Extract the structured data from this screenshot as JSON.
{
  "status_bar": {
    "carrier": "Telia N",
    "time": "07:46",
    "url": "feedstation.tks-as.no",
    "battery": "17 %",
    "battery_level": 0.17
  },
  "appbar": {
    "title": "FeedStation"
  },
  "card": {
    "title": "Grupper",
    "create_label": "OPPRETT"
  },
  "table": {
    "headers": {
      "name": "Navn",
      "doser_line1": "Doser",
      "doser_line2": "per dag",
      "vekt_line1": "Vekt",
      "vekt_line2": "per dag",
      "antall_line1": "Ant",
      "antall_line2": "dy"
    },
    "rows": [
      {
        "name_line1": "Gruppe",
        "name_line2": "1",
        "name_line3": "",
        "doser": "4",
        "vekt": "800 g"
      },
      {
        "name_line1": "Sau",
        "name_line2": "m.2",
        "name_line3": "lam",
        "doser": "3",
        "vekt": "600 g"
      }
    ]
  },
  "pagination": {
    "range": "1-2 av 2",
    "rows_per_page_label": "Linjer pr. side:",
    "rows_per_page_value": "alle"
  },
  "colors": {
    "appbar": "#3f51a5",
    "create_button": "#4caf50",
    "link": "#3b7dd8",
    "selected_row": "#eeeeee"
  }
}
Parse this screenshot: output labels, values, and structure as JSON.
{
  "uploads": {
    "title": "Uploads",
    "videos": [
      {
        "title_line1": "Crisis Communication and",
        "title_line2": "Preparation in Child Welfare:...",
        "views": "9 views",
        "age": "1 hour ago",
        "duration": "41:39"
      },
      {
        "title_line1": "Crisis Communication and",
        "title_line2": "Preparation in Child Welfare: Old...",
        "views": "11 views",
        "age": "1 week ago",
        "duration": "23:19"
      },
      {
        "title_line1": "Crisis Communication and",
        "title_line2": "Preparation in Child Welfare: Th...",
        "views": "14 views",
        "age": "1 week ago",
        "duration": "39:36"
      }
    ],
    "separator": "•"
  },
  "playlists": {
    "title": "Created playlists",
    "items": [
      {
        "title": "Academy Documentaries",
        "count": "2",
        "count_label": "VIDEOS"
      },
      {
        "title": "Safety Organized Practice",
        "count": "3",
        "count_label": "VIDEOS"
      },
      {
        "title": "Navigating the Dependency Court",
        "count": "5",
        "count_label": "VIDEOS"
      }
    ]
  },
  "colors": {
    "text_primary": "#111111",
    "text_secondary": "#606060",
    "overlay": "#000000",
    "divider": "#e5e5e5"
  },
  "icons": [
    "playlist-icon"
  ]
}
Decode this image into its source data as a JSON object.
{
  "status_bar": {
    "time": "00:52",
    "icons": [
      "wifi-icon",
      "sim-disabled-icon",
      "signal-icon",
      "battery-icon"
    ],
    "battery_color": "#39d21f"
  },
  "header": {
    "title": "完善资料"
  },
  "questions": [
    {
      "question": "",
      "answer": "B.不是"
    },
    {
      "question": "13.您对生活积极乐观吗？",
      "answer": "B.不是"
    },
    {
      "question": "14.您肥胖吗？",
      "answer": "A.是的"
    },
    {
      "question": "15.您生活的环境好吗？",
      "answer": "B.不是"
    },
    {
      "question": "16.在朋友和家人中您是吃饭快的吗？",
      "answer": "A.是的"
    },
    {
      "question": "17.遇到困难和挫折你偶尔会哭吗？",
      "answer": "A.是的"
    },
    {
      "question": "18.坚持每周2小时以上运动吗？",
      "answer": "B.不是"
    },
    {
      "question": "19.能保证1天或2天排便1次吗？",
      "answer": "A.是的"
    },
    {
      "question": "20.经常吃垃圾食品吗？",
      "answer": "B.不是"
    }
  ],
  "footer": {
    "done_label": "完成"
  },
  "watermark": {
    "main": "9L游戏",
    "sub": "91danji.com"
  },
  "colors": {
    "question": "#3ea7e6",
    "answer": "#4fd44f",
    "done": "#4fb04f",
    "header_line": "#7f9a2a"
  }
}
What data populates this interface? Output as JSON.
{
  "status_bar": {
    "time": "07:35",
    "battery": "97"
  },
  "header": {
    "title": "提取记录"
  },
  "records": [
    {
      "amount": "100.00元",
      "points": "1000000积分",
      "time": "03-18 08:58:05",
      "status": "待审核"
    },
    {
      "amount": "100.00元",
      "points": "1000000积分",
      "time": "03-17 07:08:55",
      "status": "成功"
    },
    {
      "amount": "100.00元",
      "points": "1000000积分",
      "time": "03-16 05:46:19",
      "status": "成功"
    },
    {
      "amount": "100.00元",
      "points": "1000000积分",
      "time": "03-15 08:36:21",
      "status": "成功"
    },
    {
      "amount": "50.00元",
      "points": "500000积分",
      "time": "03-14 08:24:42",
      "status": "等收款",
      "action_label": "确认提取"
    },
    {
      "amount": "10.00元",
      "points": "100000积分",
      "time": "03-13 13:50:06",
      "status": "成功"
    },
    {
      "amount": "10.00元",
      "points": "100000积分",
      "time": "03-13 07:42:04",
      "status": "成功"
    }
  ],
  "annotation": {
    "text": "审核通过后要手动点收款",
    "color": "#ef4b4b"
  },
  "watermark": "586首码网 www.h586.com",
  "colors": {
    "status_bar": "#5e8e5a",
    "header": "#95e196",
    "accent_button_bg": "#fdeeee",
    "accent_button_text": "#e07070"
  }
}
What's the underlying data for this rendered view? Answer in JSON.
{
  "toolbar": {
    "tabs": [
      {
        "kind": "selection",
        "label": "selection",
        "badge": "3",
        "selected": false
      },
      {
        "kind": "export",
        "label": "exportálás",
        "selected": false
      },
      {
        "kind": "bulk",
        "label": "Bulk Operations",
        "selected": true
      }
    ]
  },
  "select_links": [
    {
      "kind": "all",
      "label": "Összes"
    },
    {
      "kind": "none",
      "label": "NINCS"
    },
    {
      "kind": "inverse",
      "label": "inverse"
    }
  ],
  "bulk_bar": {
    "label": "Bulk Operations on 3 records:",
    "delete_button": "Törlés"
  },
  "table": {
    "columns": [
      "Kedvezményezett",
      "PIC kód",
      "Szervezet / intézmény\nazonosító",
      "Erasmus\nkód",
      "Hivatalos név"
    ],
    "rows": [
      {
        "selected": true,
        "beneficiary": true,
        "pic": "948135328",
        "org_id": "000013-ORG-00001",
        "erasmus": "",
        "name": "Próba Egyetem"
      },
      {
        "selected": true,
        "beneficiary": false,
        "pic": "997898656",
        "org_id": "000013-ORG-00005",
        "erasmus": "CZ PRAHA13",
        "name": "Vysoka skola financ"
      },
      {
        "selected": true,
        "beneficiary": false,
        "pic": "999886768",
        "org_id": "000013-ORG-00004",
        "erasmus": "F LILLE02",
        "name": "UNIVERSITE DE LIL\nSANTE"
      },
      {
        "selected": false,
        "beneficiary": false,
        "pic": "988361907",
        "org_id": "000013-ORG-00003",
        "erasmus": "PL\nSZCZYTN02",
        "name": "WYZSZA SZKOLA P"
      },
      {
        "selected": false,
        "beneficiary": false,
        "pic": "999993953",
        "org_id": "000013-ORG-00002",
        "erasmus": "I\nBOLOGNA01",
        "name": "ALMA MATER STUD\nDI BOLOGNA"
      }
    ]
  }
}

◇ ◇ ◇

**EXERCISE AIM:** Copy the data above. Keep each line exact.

**TASK ANSWER:**
Extract the structured data from this screenshot as JSON.
{
  "status_bar": {
    "carrier": "Telia N",
    "time": "07:46",
    "url": "feedstation.tks-as.no",
    "battery": "17 %",
    "battery_level": 0.17
  },
  "appbar": {
    "title": "FeedStation"
  },
  "card": {
    "title": "Grupper",
    "create_label": "OPPRETT"
  },
  "table": {
    "headers": {
      "name": "Navn",
      "doser_line1": "Doser",
      "doser_line2": "per dag",
      "vekt_line1": "Vekt",
      "vekt_line2": "per dag",
      "antall_line1": "Ant",
      "antall_line2": "dy"
    },
    "rows": [
      {
        "name_line1": "Gruppe",
        "name_line2": "1",
        "name_line3": "",
        "doser": "4",
        "vekt": "800 g"
      },
      {
        "name_line1": "Sau",
        "name_line2": "m.2",
        "name_line3": "lam",
        "doser": "3",
        "vekt": "600 g"
      }
    ]
  },
  "pagination": {
    "range": "1-2 av 2",
    "rows_per_page_label": "Linjer pr. side:",
    "rows_per_page_value": "alle"
  },
  "colors": {
    "appbar": "#3f51a5",
    "create_button": "#4caf50",
    "link": "#3b7dd8",
    "selected_row": "#eeeeee"
  }
}
Parse this screenshot: output labels, values, and structure as JSON.
{
  "uploads": {
    "title": "Uploads",
    "videos": [
      {
        "title_line1": "Crisis Communication and",
        "title_line2": "Preparation in Child Welfare:...",
        "views": "9 views",
        "age": "1 hour ago",
        "duration": "41:39"
      },
      {
        "title_line1": "Crisis Communication and",
        "title_line2": "Preparation in Child Welfare: Old...",
        "views": "11 views",
        "age": "1 week ago",
        "duration": "23:19"
      },
      {
        "title_line1": "Crisis Communication and",
        "title_line2": "Preparation in Child Welfare: Th...",
        "views": "14 views",
        "age": "1 week ago",
        "duration": "39:36"
      }
    ],
    "separator": "•"
  },
  "playlists": {
    "title": "Created playlists",
    "items": [
      {
        "title": "Academy Documentaries",
        "count": "2",
        "count_label": "VIDEOS"
      },
      {
        "title": "Safety Organized Practice",
        "count": "3",
        "count_label": "VIDEOS"
      },
      {
        "title": "Navigating the Dependency Court",
        "count": "5",
        "count_label": "VIDEOS"
      }
    ]
  },
  "colors": {
    "text_primary": "#111111",
    "text_secondary": "#606060",
    "overlay": "#000000",
    "divider": "#e5e5e5"
  },
  "icons": [
    "playlist-icon"
  ]
}
Decode this image into its source data as a JSON object.
{
  "status_bar": {
    "time": "00:52",
    "icons": [
      "wifi-icon",
      "sim-disabled-icon",
      "signal-icon",
      "battery-icon"
    ],
    "battery_color": "#39d21f"
  },
  "header": {
    "title": "完善资料"
  },
  "questions": [
    {
      "question": "",
      "answer": "B.不是"
    },
    {
      "question": "13.您对生活积极乐观吗？",
      "answer": "B.不是"
    },
    {
      "question": "14.您肥胖吗？",
      "answer": "A.是的"
    },
    {
      "question": "15.您生活的环境好吗？",
      "answer": "B.不是"
    },
    {
      "question": "16.在朋友和家人中您是吃饭快的吗？",
      "answer": "A.是的"
    },
    {
      "question": "17.遇到困难和挫折你偶尔会哭吗？",
      "answer": "A.是的"
    },
    {
      "question": "18.坚持每周2小时以上运动吗？",
      "answer": "B.不是"
    },
    {
      "question": "19.能保证1天或2天排便1次吗？",
      "answer": "A.是的"
    },
    {
      "question": "20.经常吃垃圾食品吗？",
      "answer": "B.不是"
    }
  ],
  "footer": {
    "done_label": "完成"
  },
  "watermark": {
    "main": "9L游戏",
    "sub": "91danji.com"
  },
  "colors": {
    "question": "#3ea7e6",
    "answer": "#4fd44f",
    "done": "#4fb04f",
    "header_line": "#7f9a2a"
  }
}
What data populates this interface? Output as JSON.
{
  "status_bar": {
    "time": "07:35",
    "battery": "97"
  },
  "header": {
    "title": "提取记录"
  },
  "records": [
    {
      "amount": "100.00元",
      "points": "1000000积分",
      "time": "03-18 08:58:05",
      "status": "待审核"
    },
    {
      "amount": "100.00元",
      "points": "1000000积分",
      "time": "03-17 07:08:55",
      "status": "成功"
    },
    {
      "amount": "100.00元",
      "points": "1000000积分",
      "time": "03-16 05:46:19",
      "status": "成功"
    },
    {
      "amount": "100.00元",
      "points": "1000000积分",
      "time": "03-15 08:36:21",
      "status": "成功"
    },
    {
      "amount": "50.00元",
      "points": "500000积分",
      "time": "03-14 08:24:42",
      "status": "等收款",
      "action_label": "确认提取"
    },
    {
      "amount": "10.00元",
      "points": "100000积分",
      "time": "03-13 13:50:06",
      "status": "成功"
    },
    {
      "amount": "10.00元",
      "points": "100000积分",
      "time": "03-13 07:42:04",
      "status": "成功"
    }
  ],
  "annotation": {
    "text": "审核通过后要手动点收款",
    "color": "#ef4b4b"
  },
  "watermark": "586首码网 www.h586.com",
  "colors": {
    "status_bar": "#5e8e5a",
    "header": "#95e196",
    "accent_button_bg": "#fdeeee",
    "accent_button_text": "#e07070"
  }
}
What's the underlying data for this rendered view? Answer in JSON.
{
  "toolbar": {
    "tabs": [
      {
        "kind": "selection",
        "label": "selection",
        "badge": "3",
        "selected": false
      },
      {
        "kind": "export",
        "label": "exportálás",
        "selected": false
      },
      {
        "kind": "bulk",
        "label": "Bulk Operations",
        "selected": true
      }
    ]
  },
  "select_links": [
    {
      "kind": "all",
      "label": "Összes"
    },
    {
      "kind": "none",
      "label": "NINCS"
    },
    {
      "kind": "inverse",
      "label": "inverse"
    }
  ],
  "bulk_bar": {
    "label": "Bulk Operations on 3 records:",
    "delete_button": "Törlés"
  },
  "table": {
    "columns": [
      "Kedvezményezett",
      "PIC kód",
      "Szervezet / intézmény\nazonosító",
      "Erasmus\nkód",
      "Hivatalos név"
    ],
    "rows": [
      {
        "selected": true,
        "beneficiary": true,
        "pic": "948135328",
        "org_id": "000013-ORG-00001",
        "erasmus": "",
        "name": "Próba Egyetem"
      },
      {
        "selected": true,
        "beneficiary": false,
        "pic": "997898656",
        "org_id": "000013-ORG-00005",
        "erasmus": "CZ PRAHA13",
        "name": "Vysoka skola financ"
      },
      {
        "selected": true,
        "beneficiary": false,
        "pic": "999886768",
        "org_id": "000013-ORG-00004",
        "erasmus": "F LILLE02",
        "name": "UNIVERSITE DE LIL\nSANTE"
      },
      {
        "selected": false,
        "beneficiary": false,
        "pic": "988361907",
        "org_id": "000013-ORG-00003",
        "erasmus": "PL\nSZCZYTN02",
        "name": "WYZSZA SZKOLA P"
      },
      {
        "selected": false,
        "beneficiary": false,
        "pic": "999993953",
        "org_id": "000013-ORG-00002",
        "erasmus": "I\nBOLOGNA01",
        "name": "ALMA MATER STUD\nDI BOLOGNA"
      }
    ]
  }
}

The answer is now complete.